**Supplied records:**
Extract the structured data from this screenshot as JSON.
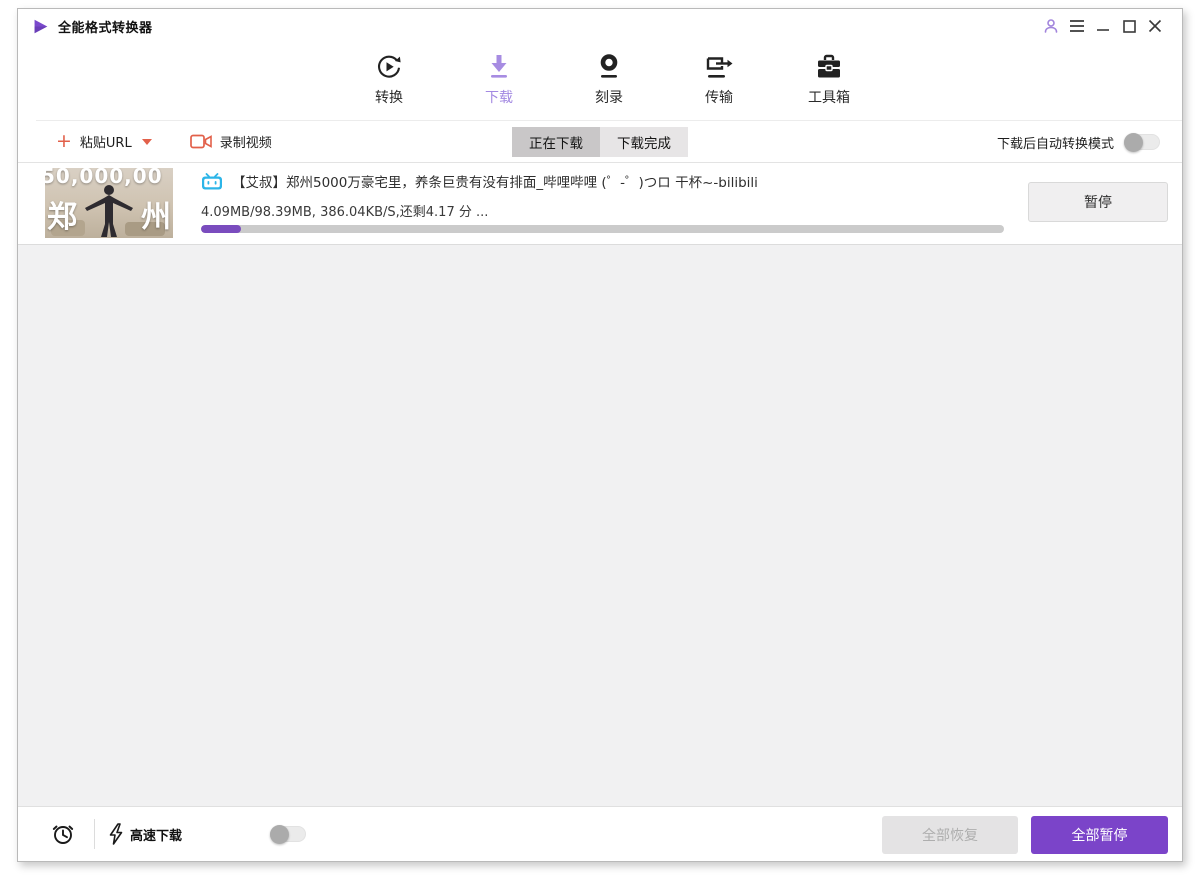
{
  "window": {
    "title": "全能格式转换器"
  },
  "nav": {
    "tabs": [
      {
        "label": "转换",
        "active": false
      },
      {
        "label": "下载",
        "active": true
      },
      {
        "label": "刻录",
        "active": false
      },
      {
        "label": "传输",
        "active": false
      },
      {
        "label": "工具箱",
        "active": false
      }
    ]
  },
  "toolbar": {
    "paste_url_label": "粘贴URL",
    "record_video_label": "录制视频",
    "tabs": [
      {
        "label": "正在下载",
        "active": true
      },
      {
        "label": "下载完成",
        "active": false
      }
    ],
    "auto_convert_label": "下载后自动转换模式",
    "auto_convert_on": false
  },
  "download_item": {
    "source": "bilibili",
    "title": "【艾叔】郑州5000万豪宅里，养条巨贵有没有排面_哔哩哔哩 (゜-゜)つロ 干杯~-bilibili",
    "progress_text": "4.09MB/98.39MB, 386.04KB/S,还剩4.17 分 ...",
    "downloaded": "4.09MB",
    "total_size": "98.39MB",
    "speed": "386.04KB/S",
    "time_left": "4.17 分",
    "progress_percent": 5,
    "pause_label": "暂停",
    "thumbnail": {
      "overlay_top": "50,000,00",
      "overlay_left": "郑",
      "overlay_right": "州"
    }
  },
  "footer": {
    "speed_label": "高速下载",
    "speed_on": false,
    "resume_all_label": "全部恢复",
    "pause_all_label": "全部暂停"
  },
  "colors": {
    "accent_purple": "#7b44c9",
    "active_tab_purple": "#a389e2",
    "underline_purple": "#7e57cc",
    "toolbar_orange": "#e2604a",
    "bilibili_blue": "#2cb5e8",
    "progress_fill": "#7a4cbe",
    "progress_track": "#cbcbcb",
    "list_background": "#f1f1f2"
  }
}
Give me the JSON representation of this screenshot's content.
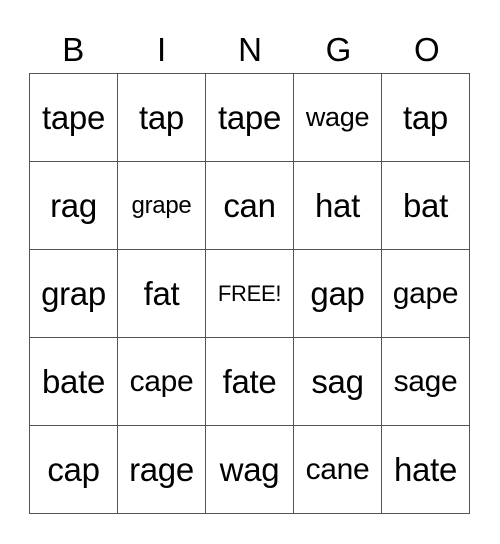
{
  "header": [
    "B",
    "I",
    "N",
    "G",
    "O"
  ],
  "rows": [
    [
      "tape",
      "tap",
      "tape",
      "wage",
      "tap"
    ],
    [
      "rag",
      "grape",
      "can",
      "hat",
      "bat"
    ],
    [
      "grap",
      "fat",
      "FREE!",
      "gap",
      "gape"
    ],
    [
      "bate",
      "cape",
      "fate",
      "sag",
      "sage"
    ],
    [
      "cap",
      "rage",
      "wag",
      "cane",
      "hate"
    ]
  ]
}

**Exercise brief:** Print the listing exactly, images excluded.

**Exercise response:**
Extract the structured data from this screenshot as JSON.
{
  "window": {
    "title": "全能格式转换器"
  },
  "nav": {
    "tabs": [
      {
        "label": "转换",
        "active": false
      },
      {
        "label": "下载",
        "active": true
      },
      {
        "label": "刻录",
        "active": false
      },
      {
        "label": "传输",
        "active": false
      },
      {
        "label": "工具箱",
        "active": false
      }
    ]
  },
  "toolbar": {
    "paste_url_label": "粘贴URL",
    "record_video_label": "录制视频",
    "tabs": [
      {
        "label": "正在下载",
        "active": true
      },
      {
        "label": "下载完成",
        "active": false
      }
    ],
    "auto_convert_label": "下载后自动转换模式",
    "auto_convert_on": false
  },
  "download_item": {
    "source": "bilibili",
    "title": "【艾叔】郑州5000万豪宅里，养条巨贵有没有排面_哔哩哔哩 (゜-゜)つロ 干杯~-bilibili",
    "progress_text": "4.09MB/98.39MB, 386.04KB/S,还剩4.17 分 ...",
    "downloaded": "4.09MB",
    "total_size": "98.39MB",
    "speed": "386.04KB/S",
    "time_left": "4.17 分",
    "progress_percent": 5,
    "pause_label": "暂停",
    "thumbnail": {
      "overlay_top": "50,000,00",
      "overlay_left": "郑",
      "overlay_right": "州"
    }
  },
  "footer": {
    "speed_label": "高速下载",
    "speed_on": false,
    "resume_all_label": "全部恢复",
    "pause_all_label": "全部暂停"
  },
  "colors": {
    "accent_purple": "#7b44c9",
    "active_tab_purple": "#a389e2",
    "underline_purple": "#7e57cc",
    "toolbar_orange": "#e2604a",
    "bilibili_blue": "#2cb5e8",
    "progress_fill": "#7a4cbe",
    "progress_track": "#cbcbcb",
    "list_background": "#f1f1f2"
  }
}
Give me the JSON representation of this screenshot's content.
{
  "header": [
    "B",
    "I",
    "N",
    "G",
    "O"
  ],
  "rows": [
    [
      "tape",
      "tap",
      "tape",
      "wage",
      "tap"
    ],
    [
      "rag",
      "grape",
      "can",
      "hat",
      "bat"
    ],
    [
      "grap",
      "fat",
      "FREE!",
      "gap",
      "gape"
    ],
    [
      "bate",
      "cape",
      "fate",
      "sag",
      "sage"
    ],
    [
      "cap",
      "rage",
      "wag",
      "cane",
      "hate"
    ]
  ]
}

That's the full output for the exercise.